• Your task:
Exactly how many lines of the data below include the string "summary"? State the number and nothing more.

• Data shown:

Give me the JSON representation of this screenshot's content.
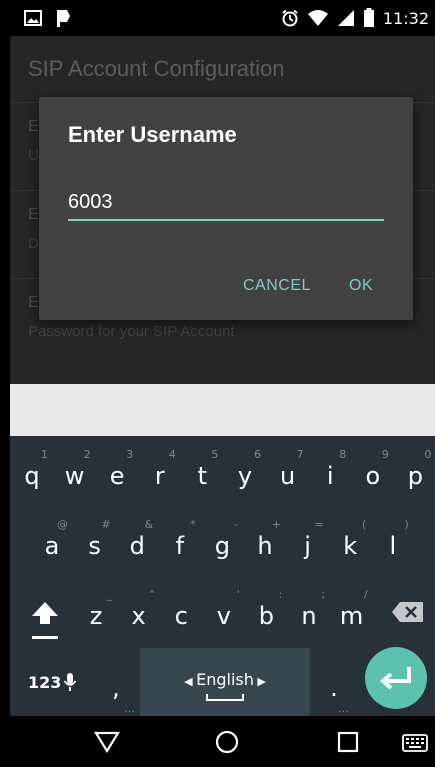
{
  "status_bar": {
    "time": "11:32"
  },
  "app": {
    "title": "SIP Account Configuration",
    "prefs": [
      {
        "title": "E",
        "summary": "U"
      },
      {
        "title": "E",
        "summary": "D"
      },
      {
        "title": "E",
        "summary": "Password for your SIP Account"
      }
    ]
  },
  "dialog": {
    "title": "Enter Username",
    "input_value": "6003",
    "cancel_label": "CANCEL",
    "ok_label": "OK"
  },
  "keyboard": {
    "row1": [
      {
        "k": "q",
        "h": "1"
      },
      {
        "k": "w",
        "h": "2"
      },
      {
        "k": "e",
        "h": "3"
      },
      {
        "k": "r",
        "h": "4"
      },
      {
        "k": "t",
        "h": "5"
      },
      {
        "k": "y",
        "h": "6"
      },
      {
        "k": "u",
        "h": "7"
      },
      {
        "k": "i",
        "h": "8"
      },
      {
        "k": "o",
        "h": "9"
      },
      {
        "k": "p",
        "h": "0"
      }
    ],
    "row2": [
      {
        "k": "a",
        "h": "@"
      },
      {
        "k": "s",
        "h": "#"
      },
      {
        "k": "d",
        "h": "&"
      },
      {
        "k": "f",
        "h": "*"
      },
      {
        "k": "g",
        "h": "-"
      },
      {
        "k": "h",
        "h": "+"
      },
      {
        "k": "j",
        "h": "="
      },
      {
        "k": "k",
        "h": "("
      },
      {
        "k": "l",
        "h": ")"
      }
    ],
    "row3": [
      {
        "k": "z",
        "h": "_"
      },
      {
        "k": "x",
        "h": "\""
      },
      {
        "k": "c",
        "h": ""
      },
      {
        "k": "v",
        "h": "'"
      },
      {
        "k": "b",
        "h": ":"
      },
      {
        "k": "n",
        "h": ";"
      },
      {
        "k": "m",
        "h": "/"
      }
    ],
    "symbols_label": "123",
    "comma": ",",
    "period": ".",
    "language": "English",
    "accent_color": "#5cc2b0"
  }
}
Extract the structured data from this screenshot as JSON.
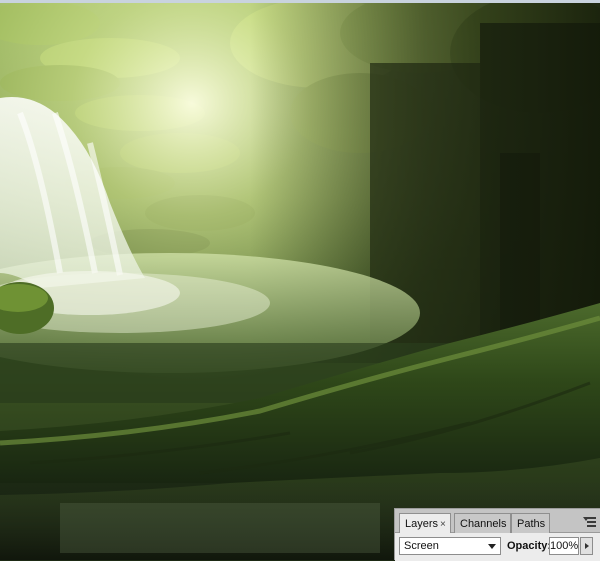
{
  "canvas": {
    "scene": "forest-waterfall-artwork"
  },
  "layers_panel": {
    "tabs": [
      {
        "label": "Layers",
        "active": true,
        "close_glyph": "×"
      },
      {
        "label": "Channels",
        "active": false
      },
      {
        "label": "Paths",
        "active": false
      }
    ],
    "blend_mode": "Screen",
    "opacity_label": "Opacity:",
    "opacity_value": "100%"
  },
  "icons": {
    "panel_menu": "panel-menu-icon",
    "dropdown": "chevron-down-icon",
    "stepper": "triangle-right-icon"
  }
}
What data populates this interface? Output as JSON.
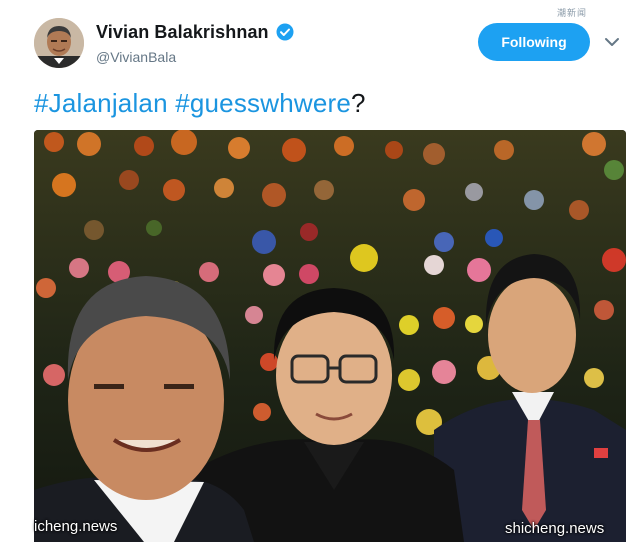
{
  "author": {
    "name": "Vivian Balakrishnan",
    "handle": "@VivianBala",
    "verified_icon": "verified-badge-icon",
    "avatar_icon": "profile-avatar"
  },
  "actions": {
    "follow_label": "Following",
    "menu_icon": "chevron-down-icon"
  },
  "tweet": {
    "hashtag1": "#Jalanjalan",
    "space": " ",
    "hashtag2": "#guesswhwere",
    "suffix": "?"
  },
  "watermarks": {
    "top": "潮新闻",
    "bottom_left": "icheng.news",
    "bottom_right": "shicheng.news"
  },
  "colors": {
    "accent": "#1da1f2",
    "hashtag": "#1b95e0",
    "text": "#14171a",
    "muted": "#657786"
  }
}
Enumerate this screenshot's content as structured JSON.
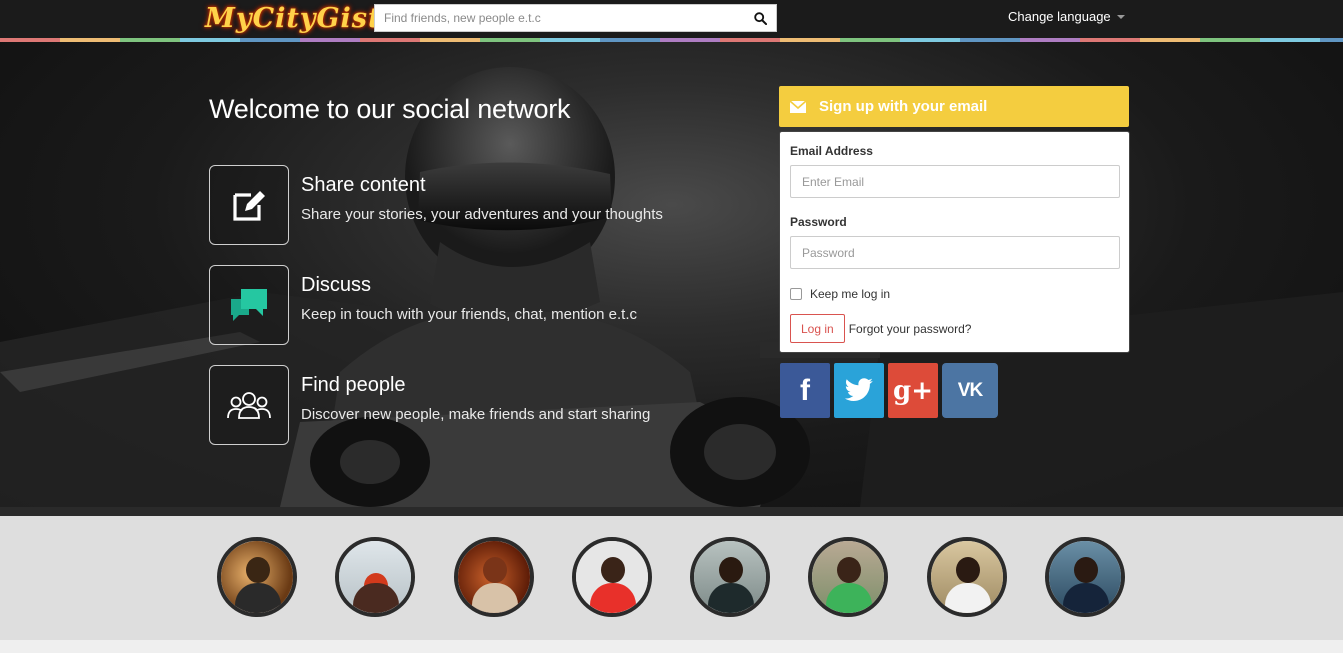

• Exercise response:
3